Port Coquitlam resident Kathy Wagner never imagined she’d be a spokesperson for supports for people struggling with addiction.
But four years ago her son Tristan died alone on a friend's couch of an overdose of cocaine laced with fentanyl.
He was 21.
Now she hopes an app — created by a New Westminster recovery centre that provides addiction treatment for youth, adults and families — will provide a lifeline for others who struggle with substance use.
Wagner said her son had battled his addiction since he was 15 — sometimes winning, sometimes losing.
Tristan went to schools in Coquitlam and Port Coquitlam and even moved to China to study kung fu. For him, recovery was a process; while in treatment he was able to focus on his priorities, such as becoming a chef.
But the drug always lured him back, until the day it was poisoned with fentanyl, and Tristan lost his life.
“He had a few relapses, but he kept coming back and kept returning to recovery. It became his North Star, if you will.”
She’s endorsing the Better app because she thinks it would provide the kind of support many people need to feel valued and encouraged on their journey.
By not ostracizing them — if they lapse — and providing allies and safety monitors — if they use — the app bridges harm reduction with recovery, she said, something that is often missing in conversations about ending the current overdose epidemic.
Giuseppe Ganci, community development manager with the Last Door Recovery Society, said the Better app was developed to connect people around the world who are seeking recovery from addiction.
“Those who may return [to using] feel like they are no longer part of the recovery community and they need to return to harm reduction world.,” Ganci said.
With the Better app, he said, “The recovery community and those who use drugs can still be in a community where recovery is still ongoing.”
A video produced about the app shows that it can help people track their recovery score, create a plan, connect with support circles and receive coaching, inspiration and information.
Although she doesn’t know if Tristan would have used the app, Wagner said it’s possible the Better app could have allowed him to continue his recovery journey, she said.
“His choice was to use alone and in private, something this app recognizes as it is targeted to people like him — people who choose to use alone yet who are connected to the recovery community.”

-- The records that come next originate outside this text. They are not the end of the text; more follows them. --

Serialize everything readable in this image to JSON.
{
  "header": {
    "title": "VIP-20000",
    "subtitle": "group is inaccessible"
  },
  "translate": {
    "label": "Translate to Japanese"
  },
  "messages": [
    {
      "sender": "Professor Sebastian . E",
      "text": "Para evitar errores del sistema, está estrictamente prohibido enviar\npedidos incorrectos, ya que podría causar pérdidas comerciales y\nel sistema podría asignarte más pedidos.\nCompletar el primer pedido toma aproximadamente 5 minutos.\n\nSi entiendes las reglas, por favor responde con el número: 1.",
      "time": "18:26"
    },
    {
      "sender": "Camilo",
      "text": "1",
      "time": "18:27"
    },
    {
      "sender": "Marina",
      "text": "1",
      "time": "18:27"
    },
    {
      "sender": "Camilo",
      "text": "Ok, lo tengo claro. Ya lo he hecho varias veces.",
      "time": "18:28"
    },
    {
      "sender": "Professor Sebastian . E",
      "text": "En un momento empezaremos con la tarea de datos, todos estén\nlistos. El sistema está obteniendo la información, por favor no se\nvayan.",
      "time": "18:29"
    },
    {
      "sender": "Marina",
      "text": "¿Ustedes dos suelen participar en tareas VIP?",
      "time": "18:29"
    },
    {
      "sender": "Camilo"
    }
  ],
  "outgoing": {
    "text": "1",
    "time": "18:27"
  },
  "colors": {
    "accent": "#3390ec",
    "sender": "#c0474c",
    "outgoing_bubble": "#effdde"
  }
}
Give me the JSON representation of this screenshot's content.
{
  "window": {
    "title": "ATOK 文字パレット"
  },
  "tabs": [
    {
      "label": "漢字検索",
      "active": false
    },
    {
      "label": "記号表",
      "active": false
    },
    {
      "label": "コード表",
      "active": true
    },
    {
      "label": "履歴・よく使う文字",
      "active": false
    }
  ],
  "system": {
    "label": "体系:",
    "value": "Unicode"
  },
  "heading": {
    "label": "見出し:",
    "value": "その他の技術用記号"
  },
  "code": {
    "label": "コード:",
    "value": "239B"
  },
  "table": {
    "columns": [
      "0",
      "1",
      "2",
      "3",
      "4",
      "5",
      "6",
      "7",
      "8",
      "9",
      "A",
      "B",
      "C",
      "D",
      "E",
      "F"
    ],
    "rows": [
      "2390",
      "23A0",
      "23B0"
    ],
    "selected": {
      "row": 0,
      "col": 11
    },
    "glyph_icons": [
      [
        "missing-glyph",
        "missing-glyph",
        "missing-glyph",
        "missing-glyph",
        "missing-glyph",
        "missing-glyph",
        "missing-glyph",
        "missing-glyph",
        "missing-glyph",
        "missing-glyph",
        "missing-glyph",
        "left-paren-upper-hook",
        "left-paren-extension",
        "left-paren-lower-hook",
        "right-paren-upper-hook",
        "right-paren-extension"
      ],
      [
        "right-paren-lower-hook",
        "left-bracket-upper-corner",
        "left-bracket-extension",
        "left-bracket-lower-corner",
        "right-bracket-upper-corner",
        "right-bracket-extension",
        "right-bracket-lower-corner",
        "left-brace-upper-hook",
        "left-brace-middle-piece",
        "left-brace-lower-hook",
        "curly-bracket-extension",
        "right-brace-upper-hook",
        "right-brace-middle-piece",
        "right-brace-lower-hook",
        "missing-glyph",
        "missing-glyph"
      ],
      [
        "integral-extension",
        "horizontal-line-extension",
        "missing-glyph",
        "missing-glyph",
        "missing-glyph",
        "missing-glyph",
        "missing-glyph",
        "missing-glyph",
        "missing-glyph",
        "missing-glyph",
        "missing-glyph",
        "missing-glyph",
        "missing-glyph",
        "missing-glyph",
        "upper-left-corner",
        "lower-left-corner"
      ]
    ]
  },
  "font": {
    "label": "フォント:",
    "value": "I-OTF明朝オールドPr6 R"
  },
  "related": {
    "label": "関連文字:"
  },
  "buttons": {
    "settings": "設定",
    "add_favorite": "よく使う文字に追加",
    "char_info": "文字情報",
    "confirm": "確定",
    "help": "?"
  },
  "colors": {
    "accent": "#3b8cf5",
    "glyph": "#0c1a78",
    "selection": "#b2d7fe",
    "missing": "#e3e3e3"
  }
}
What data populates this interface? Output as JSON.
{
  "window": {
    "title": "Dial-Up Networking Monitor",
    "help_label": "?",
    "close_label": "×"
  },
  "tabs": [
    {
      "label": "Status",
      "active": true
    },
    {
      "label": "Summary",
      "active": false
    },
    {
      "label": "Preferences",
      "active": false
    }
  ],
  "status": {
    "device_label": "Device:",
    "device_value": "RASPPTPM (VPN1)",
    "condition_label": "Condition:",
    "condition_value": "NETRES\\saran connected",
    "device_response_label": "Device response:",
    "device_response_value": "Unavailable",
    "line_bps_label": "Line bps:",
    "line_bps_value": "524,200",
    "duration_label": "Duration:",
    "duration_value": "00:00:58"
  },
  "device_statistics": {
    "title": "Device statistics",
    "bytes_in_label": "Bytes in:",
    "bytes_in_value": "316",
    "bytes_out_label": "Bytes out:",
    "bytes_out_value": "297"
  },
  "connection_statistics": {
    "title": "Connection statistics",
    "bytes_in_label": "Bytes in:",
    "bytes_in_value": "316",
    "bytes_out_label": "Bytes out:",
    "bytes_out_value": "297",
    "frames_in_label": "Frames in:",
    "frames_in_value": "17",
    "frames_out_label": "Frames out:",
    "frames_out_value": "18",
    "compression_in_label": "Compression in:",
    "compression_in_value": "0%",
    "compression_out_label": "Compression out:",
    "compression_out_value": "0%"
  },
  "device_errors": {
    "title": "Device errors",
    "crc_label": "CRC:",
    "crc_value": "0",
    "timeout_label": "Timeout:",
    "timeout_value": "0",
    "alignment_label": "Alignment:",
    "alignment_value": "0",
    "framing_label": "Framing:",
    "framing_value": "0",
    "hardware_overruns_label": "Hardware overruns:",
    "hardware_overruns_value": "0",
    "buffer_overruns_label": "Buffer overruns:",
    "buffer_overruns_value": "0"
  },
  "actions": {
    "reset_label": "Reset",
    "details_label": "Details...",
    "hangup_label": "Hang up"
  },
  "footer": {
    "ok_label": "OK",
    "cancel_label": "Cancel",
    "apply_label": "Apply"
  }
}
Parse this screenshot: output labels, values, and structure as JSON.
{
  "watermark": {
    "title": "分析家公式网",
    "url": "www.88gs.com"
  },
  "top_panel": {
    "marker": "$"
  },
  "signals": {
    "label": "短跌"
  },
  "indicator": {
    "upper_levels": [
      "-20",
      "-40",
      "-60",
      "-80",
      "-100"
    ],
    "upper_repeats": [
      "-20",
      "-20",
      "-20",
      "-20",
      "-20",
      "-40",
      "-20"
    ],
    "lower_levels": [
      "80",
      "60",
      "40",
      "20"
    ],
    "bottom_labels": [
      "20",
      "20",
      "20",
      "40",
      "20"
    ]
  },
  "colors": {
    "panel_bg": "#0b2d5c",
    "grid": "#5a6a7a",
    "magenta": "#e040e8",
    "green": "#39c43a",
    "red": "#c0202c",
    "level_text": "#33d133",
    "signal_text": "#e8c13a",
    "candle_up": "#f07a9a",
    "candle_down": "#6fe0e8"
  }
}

Four years after her son’s death, Wagner sees sadness in the never-ending numbers of people dying from fentanyl overdoses — 46 last year in the Tri-Cities.
Still, with the Better app, she’s a little more hopeful for the future, she said.